The Central Bank of Mexico back in 2014 declared its negative attitude to cryptocurrencies and reiterated it in a statement of 2017. In March 2019, the Bank of Mexico released CIRCULAR 4/2019, envisaged by the Fintech Law. According to these rules, each company willing to conduct transactions with "virtual assets" must obtain permission from the central bank.

According to the CNBV's Resolution of 10 September 2018, crypto-business will have to get registered starting in September 2019.

In parallel with the implementation of the restrictive policy on crypto-business, Mexican regulators spoke quite positively about blockchain and initiated projects to encourage its development and implementation in various areas. For example, since September 2017, the government's Blockchain HACKMX project has operated in Mexico, aimed at combating corruption in public procurement using blockchain technology.

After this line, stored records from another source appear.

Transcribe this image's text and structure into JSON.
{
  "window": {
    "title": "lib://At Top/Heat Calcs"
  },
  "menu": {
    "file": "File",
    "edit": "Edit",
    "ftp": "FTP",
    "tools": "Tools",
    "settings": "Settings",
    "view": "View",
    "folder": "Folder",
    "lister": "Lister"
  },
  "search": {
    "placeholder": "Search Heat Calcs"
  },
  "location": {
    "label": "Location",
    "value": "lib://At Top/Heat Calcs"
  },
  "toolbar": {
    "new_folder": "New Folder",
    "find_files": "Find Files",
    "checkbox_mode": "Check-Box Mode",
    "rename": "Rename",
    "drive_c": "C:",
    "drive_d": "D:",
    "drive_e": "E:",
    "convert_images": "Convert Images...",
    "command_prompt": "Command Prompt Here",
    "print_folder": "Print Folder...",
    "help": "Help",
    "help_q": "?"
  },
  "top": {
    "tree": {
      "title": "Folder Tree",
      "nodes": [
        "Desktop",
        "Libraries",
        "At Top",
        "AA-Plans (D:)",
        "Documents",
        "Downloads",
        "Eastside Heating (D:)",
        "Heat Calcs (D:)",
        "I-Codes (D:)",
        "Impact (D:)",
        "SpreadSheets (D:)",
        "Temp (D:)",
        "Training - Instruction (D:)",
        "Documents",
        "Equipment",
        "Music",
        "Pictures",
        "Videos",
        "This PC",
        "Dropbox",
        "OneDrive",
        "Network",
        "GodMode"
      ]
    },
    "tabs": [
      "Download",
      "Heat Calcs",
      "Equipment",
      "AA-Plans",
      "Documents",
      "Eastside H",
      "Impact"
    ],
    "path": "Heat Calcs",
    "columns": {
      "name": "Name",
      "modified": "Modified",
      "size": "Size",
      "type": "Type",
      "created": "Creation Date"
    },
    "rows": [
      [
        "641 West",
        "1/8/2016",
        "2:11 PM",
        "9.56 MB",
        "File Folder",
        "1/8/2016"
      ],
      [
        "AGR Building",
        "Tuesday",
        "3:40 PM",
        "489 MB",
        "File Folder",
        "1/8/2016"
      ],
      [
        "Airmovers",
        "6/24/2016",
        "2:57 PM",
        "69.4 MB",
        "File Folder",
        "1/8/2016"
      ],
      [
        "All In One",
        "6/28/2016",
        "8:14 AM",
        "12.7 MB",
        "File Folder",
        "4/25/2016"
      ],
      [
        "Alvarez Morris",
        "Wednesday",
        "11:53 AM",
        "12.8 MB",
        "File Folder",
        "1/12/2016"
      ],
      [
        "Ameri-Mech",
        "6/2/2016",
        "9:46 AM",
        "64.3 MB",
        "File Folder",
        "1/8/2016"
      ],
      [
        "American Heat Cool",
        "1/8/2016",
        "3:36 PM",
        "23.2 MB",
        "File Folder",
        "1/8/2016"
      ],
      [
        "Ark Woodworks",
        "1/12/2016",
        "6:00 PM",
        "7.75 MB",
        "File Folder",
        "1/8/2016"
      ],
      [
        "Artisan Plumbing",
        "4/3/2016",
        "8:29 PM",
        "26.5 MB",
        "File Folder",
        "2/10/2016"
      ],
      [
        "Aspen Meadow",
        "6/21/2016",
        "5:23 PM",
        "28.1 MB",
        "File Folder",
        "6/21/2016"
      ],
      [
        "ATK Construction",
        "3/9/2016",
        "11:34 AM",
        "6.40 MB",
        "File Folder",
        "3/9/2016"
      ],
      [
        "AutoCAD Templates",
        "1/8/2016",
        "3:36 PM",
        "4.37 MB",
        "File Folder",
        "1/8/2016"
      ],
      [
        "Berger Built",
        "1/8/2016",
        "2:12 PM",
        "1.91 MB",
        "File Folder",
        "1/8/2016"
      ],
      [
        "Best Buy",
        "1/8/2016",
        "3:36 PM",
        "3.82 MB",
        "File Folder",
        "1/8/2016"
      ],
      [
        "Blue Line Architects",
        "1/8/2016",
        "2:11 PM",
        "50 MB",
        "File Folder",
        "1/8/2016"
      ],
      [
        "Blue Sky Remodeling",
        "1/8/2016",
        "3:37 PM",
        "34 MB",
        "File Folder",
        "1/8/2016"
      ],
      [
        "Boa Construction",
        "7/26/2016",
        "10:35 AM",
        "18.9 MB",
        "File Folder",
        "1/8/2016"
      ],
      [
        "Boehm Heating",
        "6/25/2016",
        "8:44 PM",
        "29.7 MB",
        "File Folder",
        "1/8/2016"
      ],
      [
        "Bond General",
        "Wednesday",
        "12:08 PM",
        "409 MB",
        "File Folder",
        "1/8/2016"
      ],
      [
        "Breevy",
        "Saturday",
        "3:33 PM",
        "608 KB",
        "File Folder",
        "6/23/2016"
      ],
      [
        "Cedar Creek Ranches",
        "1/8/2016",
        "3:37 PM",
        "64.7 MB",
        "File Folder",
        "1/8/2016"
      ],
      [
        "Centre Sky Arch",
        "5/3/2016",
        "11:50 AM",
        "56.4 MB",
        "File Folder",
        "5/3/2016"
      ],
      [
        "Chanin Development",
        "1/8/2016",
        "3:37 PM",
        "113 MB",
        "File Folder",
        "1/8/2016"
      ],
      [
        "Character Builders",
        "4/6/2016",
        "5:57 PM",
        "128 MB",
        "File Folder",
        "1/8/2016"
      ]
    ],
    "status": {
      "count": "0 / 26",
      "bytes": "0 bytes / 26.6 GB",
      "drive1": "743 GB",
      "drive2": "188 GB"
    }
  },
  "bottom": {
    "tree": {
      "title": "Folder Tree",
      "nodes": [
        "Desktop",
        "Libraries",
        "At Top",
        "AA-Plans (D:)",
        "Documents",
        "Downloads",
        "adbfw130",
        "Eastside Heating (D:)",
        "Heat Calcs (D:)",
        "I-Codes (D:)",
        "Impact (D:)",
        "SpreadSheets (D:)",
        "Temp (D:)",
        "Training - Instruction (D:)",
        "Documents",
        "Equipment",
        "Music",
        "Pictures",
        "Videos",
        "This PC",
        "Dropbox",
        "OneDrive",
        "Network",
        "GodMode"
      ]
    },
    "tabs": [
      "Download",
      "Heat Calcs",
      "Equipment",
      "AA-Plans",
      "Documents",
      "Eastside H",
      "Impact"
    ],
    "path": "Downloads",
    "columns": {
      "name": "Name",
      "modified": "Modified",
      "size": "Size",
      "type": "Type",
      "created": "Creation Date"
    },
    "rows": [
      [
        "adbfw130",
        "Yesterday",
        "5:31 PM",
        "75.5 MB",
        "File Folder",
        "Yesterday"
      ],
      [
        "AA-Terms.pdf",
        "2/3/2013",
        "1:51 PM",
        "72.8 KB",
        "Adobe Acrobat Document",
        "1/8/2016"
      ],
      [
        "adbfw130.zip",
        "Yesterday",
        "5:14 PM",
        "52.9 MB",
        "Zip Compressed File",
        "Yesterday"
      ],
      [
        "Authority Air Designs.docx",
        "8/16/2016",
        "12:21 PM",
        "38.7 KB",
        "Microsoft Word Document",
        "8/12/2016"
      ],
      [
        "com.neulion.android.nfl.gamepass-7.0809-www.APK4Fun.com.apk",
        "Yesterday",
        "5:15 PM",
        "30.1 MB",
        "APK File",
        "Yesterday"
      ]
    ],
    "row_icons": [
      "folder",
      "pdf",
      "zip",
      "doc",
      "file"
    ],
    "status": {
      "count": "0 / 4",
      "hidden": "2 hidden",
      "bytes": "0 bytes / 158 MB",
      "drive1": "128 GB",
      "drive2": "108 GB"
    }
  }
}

Neutral Political Environment
5.0 points
Mexico's main institutionalized political actors are rather negative about the crypto-industry. The parliament, government agencies and the central bank have emphasized the threats posed by the spread of cryptocurrencies and the need to protect the population. Regulators are more positive about blockchain technology itself, taking certain steps to develop and disseminate it. The largest banks are rather neutral, highlighting both positive and negative aspects of cryptocurrency- and blockchain-related projects.
Rather not Enabling Legal Environment
2.81 points
Regulatory Convergence
In Mexico, the Inter institutional Committee of the National Banking and Securities Commission was established to coordinate the activities of various bodies. The norms and standards set by the regulators follow a uniform approach and do not contradict each other.

Definiteness of Legal Regulation
Special legislation covers the operation of ICOs, crypto-wallets and crypto-exchanges. Some of the legal relationships associated with cryptocurrencies and blockchain remain unregulated: mining of cryptocurrencies, legal relations connected with document flow based on blockchain and smart contracts, as well as taxation in the crypto-industry.

Stability of Legal Regulation
The past year saw the active development of new rules for crypto-business; and special legislation was adopted. Currently, there are no legislative initiatives or court cases in Mexico that may alter the legal environment and, therefore, there are no reliable grounds to assume that the direction chosen by the regulators will change in the medium term.

Adequacy of Legal Regulation
Although Mexico has special legislation in place, it does not account for the specifics of cryptocurrency projects and is restrictive in nature, prohibiting activities that are integral to the operation of crypto-exchanges, crypto-wallets, and ICOs.
Situation with the Rule of Law
Mexico has rather low scores in the Rule of Law Index and ranks 99th among 126 countries.
Rather Enabling Infrastructure Environment
7.89 points
Mexico ranks 64th out of 193 countries in the UN E-Government Development Index. Mexico is the 54th country globally by the ease of doing business in the WB's Doing Business rankings.